- $26 for one G-Pass for side seating, shown in yellow on the Ricoh Coliseum seating chart and dark blue on the Air Canada Centre seating chart ($39.75 value)
- $22 for one G-Pass for goal line seating, shown in blue on the Ricoh Coliseum seating chart and light blue on the Air Canada Centre seating chart ($30.75 value)<p>
For each option, choose from the following games:
- Against the St. John’s Icecaps on Sunday, December 15, at 3 p.m. at Ricoh Coliseum
- Against the Hamilton Bulldogs on Boxing Day, Thursday, December 26, at 1 p.m. at Air Canada Centre

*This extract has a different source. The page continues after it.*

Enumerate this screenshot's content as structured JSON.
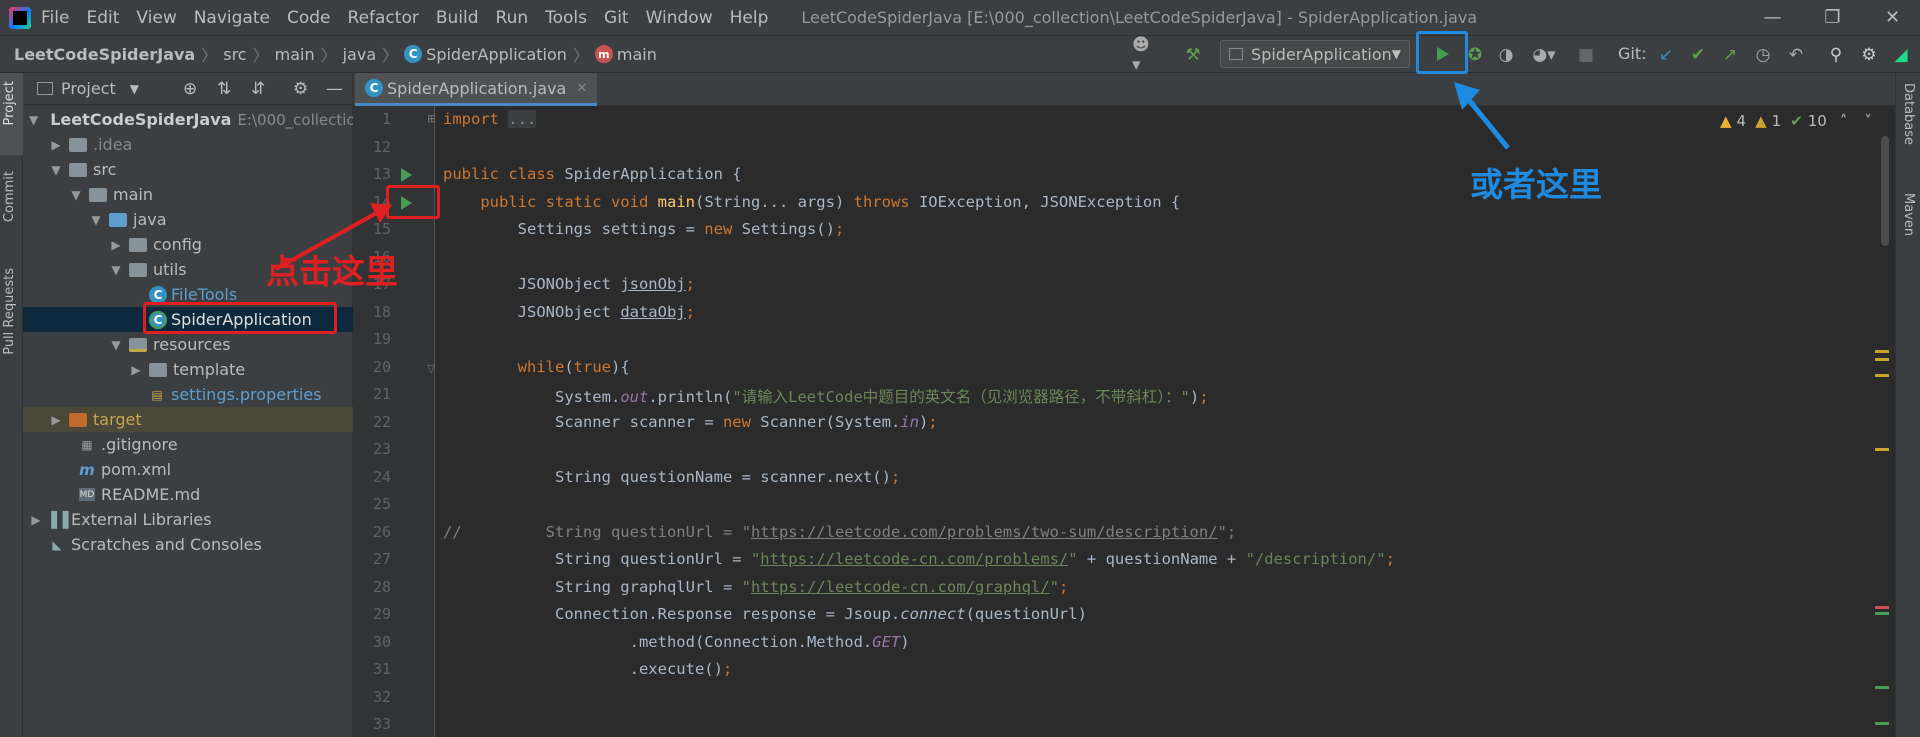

- Against the Syracuse Crunch on Friday, January 3, at 7 p.m. at Ricoh Coliseum<p>
How G-Pass Works:</b> Your G-Pass will be ready to print 48 hours after the deal ends. Print the G-Pass and use it to enter the venue directly; you won’t need to redeem at will call. Due to security restrictions, G-Passes cannot be redeemed through the Groupon mobile app.<p>
The Scouting Report
The Toronto Marlies stand atop the AHL Western Conference’s North Division through 20 games this season. As they seek a third consecutive division title, the team rallies behind the puck-handling prowess of leading scorer T.J. Brennan, who already has 11 goals and 11 assists in 20 games. Brennan and Co. light up Ricoh Coliseum with interconference match-ups against St. John’s on December 15 and Syracuse on January 3, shredding the ice with deft skating that will hopefully allow them to make victory snow cones after the match. On Boxing Day, the Marlies head to Air Canada Centre, the home of their NHL-affiliate Maple Leafs, for a fierce showdown against division rivals the Hamilton Bulldogs. <p>
As the American Hockey League affiliate of the Toronto Maple Leafs, the Toronto Marlies take to the ice with a roster of young skaters on their way to an NHL career. Named after a legendary (but since dissolved) Junior A team, the Toronto Marlboros, the Marlies have had their share of success since their move to the city in 2005, including a 2011–2012 campaign in which they captured the Western Conference title and nearly hoisted the league’s hallowed Calder Cup. Crowds of up to 8,200 fans cheer the Marlies on from their home at Ricoh Coliseum, where team mascot Duke the Dog—his own name an homage to the Duke of Marlborough—dances in the stands.